_Entries supplied_
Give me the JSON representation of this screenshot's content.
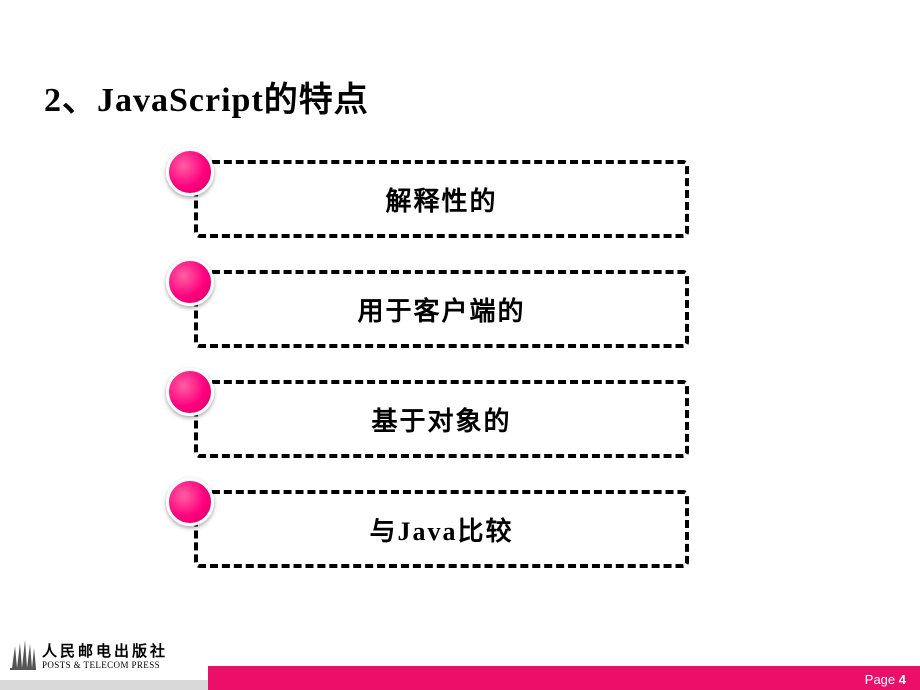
{
  "title": "2、JavaScript的特点",
  "items": [
    {
      "label": "解释性的"
    },
    {
      "label": "用于客户端的"
    },
    {
      "label": "基于对象的"
    },
    {
      "label": "与Java比较"
    }
  ],
  "publisher": {
    "cn": "人民邮电出版社",
    "en": "POSTS & TELECOM PRESS"
  },
  "footer": {
    "page_label": "Page ",
    "page_number": "4"
  },
  "colors": {
    "accent": "#ec0f6a",
    "dot": "#ff007f"
  }
}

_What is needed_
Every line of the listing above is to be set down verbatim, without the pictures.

_Answer to this problem_
Give me the JSON representation of this screenshot's content.
{
  "title": "2、JavaScript的特点",
  "items": [
    {
      "label": "解释性的"
    },
    {
      "label": "用于客户端的"
    },
    {
      "label": "基于对象的"
    },
    {
      "label": "与Java比较"
    }
  ],
  "publisher": {
    "cn": "人民邮电出版社",
    "en": "POSTS & TELECOM PRESS"
  },
  "footer": {
    "page_label": "Page ",
    "page_number": "4"
  },
  "colors": {
    "accent": "#ec0f6a",
    "dot": "#ff007f"
  }
}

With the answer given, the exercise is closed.